Your task is to filter the data below down to the lines holding "Маркетинговое".

**SOURCE MATERIAL**
■ ■ ■ ■ ■ ■ ■
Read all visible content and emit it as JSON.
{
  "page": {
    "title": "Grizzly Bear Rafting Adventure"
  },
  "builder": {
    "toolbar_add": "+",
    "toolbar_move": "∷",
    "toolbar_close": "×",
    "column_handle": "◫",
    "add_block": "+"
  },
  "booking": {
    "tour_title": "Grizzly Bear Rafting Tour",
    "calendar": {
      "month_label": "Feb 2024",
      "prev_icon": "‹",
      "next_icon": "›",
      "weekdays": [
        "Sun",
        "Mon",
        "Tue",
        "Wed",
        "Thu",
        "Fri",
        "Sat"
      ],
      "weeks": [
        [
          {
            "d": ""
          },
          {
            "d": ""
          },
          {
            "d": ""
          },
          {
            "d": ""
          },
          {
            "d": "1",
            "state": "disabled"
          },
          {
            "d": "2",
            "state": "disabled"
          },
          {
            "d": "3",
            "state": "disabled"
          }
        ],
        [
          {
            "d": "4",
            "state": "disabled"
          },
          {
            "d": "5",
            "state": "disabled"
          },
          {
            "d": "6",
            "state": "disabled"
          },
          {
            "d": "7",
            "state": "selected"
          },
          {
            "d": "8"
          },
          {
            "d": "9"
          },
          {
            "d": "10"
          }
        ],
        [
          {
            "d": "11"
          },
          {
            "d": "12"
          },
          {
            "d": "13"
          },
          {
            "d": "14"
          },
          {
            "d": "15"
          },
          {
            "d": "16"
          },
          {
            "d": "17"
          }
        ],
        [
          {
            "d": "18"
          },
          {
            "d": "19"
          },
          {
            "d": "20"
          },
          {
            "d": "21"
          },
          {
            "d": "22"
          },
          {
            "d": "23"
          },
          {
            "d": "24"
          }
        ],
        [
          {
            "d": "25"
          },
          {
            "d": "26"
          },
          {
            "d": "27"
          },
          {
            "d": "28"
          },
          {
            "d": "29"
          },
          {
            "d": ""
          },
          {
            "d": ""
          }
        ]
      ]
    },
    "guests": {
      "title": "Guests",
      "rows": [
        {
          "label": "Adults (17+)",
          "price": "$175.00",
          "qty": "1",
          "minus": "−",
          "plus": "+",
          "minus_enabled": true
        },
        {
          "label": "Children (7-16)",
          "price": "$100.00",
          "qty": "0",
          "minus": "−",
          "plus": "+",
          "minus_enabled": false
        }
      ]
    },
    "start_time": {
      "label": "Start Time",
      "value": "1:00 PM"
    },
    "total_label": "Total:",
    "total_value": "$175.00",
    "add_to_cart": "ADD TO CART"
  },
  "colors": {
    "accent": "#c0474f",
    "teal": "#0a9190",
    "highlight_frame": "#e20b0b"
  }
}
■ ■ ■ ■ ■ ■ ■
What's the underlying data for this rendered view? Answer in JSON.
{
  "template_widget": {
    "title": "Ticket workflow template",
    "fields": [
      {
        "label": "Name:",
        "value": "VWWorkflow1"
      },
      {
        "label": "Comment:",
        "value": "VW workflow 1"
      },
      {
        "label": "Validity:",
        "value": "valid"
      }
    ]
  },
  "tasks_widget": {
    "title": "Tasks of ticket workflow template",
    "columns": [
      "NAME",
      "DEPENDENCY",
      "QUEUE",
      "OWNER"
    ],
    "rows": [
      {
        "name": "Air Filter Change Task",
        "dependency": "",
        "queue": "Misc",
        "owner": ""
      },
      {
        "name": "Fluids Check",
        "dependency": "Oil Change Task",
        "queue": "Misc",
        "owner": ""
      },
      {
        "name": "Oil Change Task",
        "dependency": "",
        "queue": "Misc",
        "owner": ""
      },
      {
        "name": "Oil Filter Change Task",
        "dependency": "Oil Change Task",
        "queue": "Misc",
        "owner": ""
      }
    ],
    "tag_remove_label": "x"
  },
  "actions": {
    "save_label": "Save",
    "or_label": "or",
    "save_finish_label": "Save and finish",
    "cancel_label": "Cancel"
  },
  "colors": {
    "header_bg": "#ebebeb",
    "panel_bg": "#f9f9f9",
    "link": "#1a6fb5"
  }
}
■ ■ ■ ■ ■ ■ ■
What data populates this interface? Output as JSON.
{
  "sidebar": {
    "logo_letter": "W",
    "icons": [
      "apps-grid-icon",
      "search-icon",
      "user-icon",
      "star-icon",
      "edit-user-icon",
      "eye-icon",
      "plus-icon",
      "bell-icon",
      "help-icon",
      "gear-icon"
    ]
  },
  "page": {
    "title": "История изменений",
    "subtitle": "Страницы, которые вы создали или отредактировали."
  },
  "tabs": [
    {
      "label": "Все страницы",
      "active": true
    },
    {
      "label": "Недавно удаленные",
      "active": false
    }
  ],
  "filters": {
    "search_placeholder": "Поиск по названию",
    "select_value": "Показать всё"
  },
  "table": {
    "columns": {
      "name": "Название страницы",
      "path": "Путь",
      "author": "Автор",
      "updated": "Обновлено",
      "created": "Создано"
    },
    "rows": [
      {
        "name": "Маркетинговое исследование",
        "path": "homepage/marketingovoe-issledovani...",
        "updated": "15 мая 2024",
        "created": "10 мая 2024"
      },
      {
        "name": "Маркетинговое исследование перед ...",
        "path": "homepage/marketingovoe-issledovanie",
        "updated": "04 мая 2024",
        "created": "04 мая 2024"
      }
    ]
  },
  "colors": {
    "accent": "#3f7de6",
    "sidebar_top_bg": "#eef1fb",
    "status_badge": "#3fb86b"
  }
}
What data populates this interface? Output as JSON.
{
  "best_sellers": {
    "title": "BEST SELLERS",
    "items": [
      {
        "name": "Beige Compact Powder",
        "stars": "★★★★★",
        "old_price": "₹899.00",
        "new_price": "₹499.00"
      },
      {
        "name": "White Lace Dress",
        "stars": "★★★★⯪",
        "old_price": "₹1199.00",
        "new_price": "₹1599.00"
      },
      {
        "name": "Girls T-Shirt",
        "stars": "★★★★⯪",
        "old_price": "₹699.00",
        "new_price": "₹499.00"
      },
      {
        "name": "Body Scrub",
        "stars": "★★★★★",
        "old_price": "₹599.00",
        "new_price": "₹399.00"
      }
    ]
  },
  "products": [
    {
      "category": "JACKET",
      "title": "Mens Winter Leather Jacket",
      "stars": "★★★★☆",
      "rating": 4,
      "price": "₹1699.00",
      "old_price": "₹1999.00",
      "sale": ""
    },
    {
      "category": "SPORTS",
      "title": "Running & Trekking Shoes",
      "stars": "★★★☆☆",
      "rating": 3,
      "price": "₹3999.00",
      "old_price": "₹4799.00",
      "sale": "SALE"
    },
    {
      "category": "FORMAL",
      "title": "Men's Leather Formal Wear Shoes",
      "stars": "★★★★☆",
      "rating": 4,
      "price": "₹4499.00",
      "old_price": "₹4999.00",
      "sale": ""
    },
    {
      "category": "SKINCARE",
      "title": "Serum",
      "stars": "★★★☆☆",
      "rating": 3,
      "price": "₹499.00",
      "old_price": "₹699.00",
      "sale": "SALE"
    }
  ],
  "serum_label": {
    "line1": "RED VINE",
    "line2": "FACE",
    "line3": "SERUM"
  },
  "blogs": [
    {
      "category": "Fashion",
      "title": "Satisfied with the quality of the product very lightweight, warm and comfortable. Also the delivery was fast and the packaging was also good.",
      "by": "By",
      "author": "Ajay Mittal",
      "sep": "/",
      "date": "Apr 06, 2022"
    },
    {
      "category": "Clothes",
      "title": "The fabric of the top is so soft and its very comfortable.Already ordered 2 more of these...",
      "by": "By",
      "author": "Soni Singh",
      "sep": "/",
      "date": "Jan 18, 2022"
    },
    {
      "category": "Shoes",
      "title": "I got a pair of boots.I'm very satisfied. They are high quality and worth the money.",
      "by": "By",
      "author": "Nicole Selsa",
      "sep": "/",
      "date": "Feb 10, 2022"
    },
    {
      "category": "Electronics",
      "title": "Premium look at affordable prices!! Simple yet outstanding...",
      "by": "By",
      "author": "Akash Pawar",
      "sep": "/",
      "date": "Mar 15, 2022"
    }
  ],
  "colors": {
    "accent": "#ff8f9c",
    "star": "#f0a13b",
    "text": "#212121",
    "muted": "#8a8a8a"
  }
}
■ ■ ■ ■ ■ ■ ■
**RESULT OF THE EXERCISE**
        "name": "Маркетинговое исследование",
        "name": "Маркетинговое исследование перед ...",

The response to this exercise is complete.